For parents of such patients, the horror of a missed insulin shot (intentional/unknowingly) is unimaginable. Reasons stated by children for intentionally skipping insulin shots were that it was an interference in their activities, it was an embarrassment, or rarely had injection-related issues.

When it comes to skipping the shot unknowingly, the reasons commonly stated were oversleeping, forgetting, and not carrying the injection kit along with them.

Is insulin pump an answer for this? Talk to our expert diabetologists to consider this option!

Facts about missing insulin injections.

  1. Most missed shots happen during the meal time.
  2. Most people are not sure if they have missed a shot.  
  3. It has been found that omitted insulin injections contribute to poor glycemic control on the long run. Forgetting insulin injections for 2.1 times in a week leads to an increase in HbA1c levels by 0.4%.
  4. Missed injections of insulin is one of the most important reasons for suboptimal control and increased complications.

Patients often are clueless about the next course of action after missing out on an insulin injection. “Do I have to compensate for the missed injection by taking another shot?” “Do I just take it easy and wait for the nest dosage?”

The answers to these simple questions are not so simple. The answers depend upon the type of insulin you take and the duration it was meant for.     

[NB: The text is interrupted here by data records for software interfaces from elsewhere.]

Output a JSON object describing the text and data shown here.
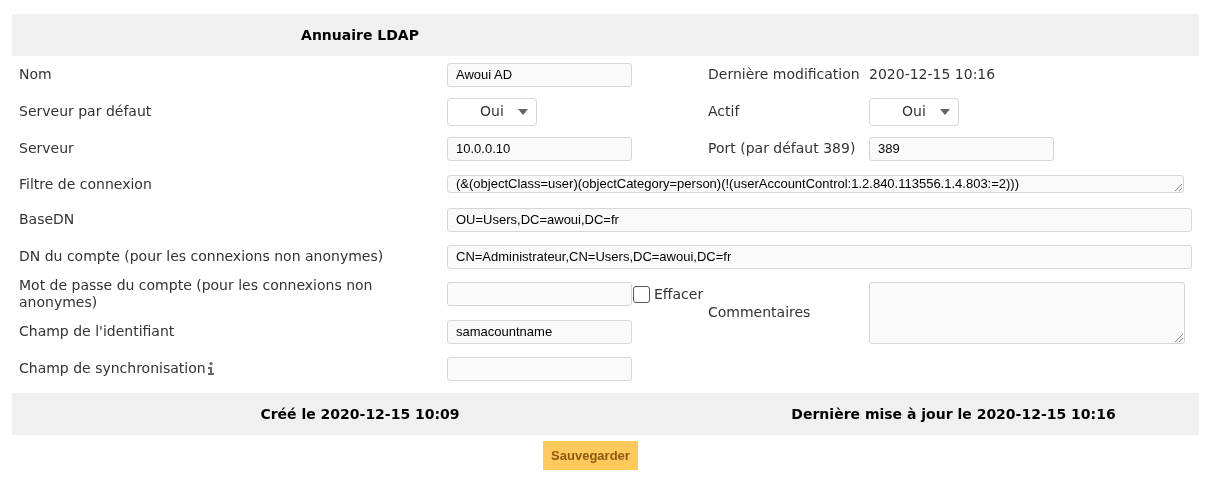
{
  "title": "Annuaire LDAP",
  "rows": [
    {
      "label": "Nom",
      "field": {
        "kind": "input",
        "value": "Awoui AD"
      },
      "side": {
        "kind": "static",
        "label": "Dernière modification",
        "value": "2020-12-15 10:16"
      }
    },
    {
      "label": "Serveur par défaut",
      "field": {
        "kind": "select",
        "value": "Oui"
      },
      "side": {
        "kind": "select",
        "label": "Actif",
        "value": "Oui"
      }
    },
    {
      "label": "Serveur",
      "field": {
        "kind": "input",
        "value": "10.0.0.10"
      },
      "side": {
        "kind": "input",
        "label": "Port (par défaut 389)",
        "value": "389"
      }
    },
    {
      "label": "Filtre de connexion",
      "field": {
        "kind": "textarea_wide",
        "value": "(&(objectClass=user)(objectCategory=person)(!(userAccountControl:1.2.840.113556.1.4.803:=2)))"
      }
    },
    {
      "label": "BaseDN",
      "field": {
        "kind": "input_wide",
        "value": "OU=Users,DC=awoui,DC=fr"
      }
    },
    {
      "label": "DN du compte (pour les connexions non anonymes)",
      "field": {
        "kind": "input_wide",
        "value": "CN=Administrateur,CN=Users,DC=awoui,DC=fr"
      }
    },
    {
      "label": "Mot de passe du compte (pour les connexions non anonymes)",
      "field": {
        "kind": "password",
        "clear": {
          "label": "Effacer",
          "checked": false
        }
      },
      "side": {
        "kind": "textarea",
        "label": "Commentaires"
      }
    },
    {
      "label": "Champ de l'identifiant",
      "field": {
        "kind": "input",
        "value": "samacountname"
      }
    },
    {
      "label": "Champ de synchronisation",
      "info": true,
      "field": {
        "kind": "input"
      }
    }
  ],
  "footer": {
    "created": "Créé le 2020-12-15 10:09",
    "updated": "Dernière mise à jour le 2020-12-15 10:16"
  },
  "save_button": "Sauvegarder"
}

Missed the Basal Insulin Shot

For basal insulin shots (acting for around 24 hours), it is normally okay to take a shot within two hours of the stipulated time. This might carry an increased risk of hypoglycemia and so one should consult a doctor before doing so.

If the injection has been delayed for more than two hours, then there is a risk of higher blood sugar levels. So, it is important to contact a doctor who might prescribe a fast acting insulin shot.

Missed the Bolus Insulin Shot     

In case a bolus insulin shot (mealtime insulin) is missed, it is normally not risky to inject within two hours of the stipulated time. But, if the time exceeds two hours, it is better to consult a doctor.

It is common for some people to suggest a reduced dosage of insulin after two hours of delay, but it is not advisable as it carries a higher risk of erratic blood glucose levels.

A Better method to manage

Not being able to comply with the rigors of diabetes treatment might happen unknowingly. This should not stop you from having a healthy life. So, wouldn’t it be great to have a trusted ally who not only reminds you to take a shot, but does a lot more.

With a mobile app that reminds you to take your insulin shot to calls from experienced dieticians, explore the technology-based solutions provided by Apollo Sugar Clinics. http://www.apollosugar.com/diabetes-programs/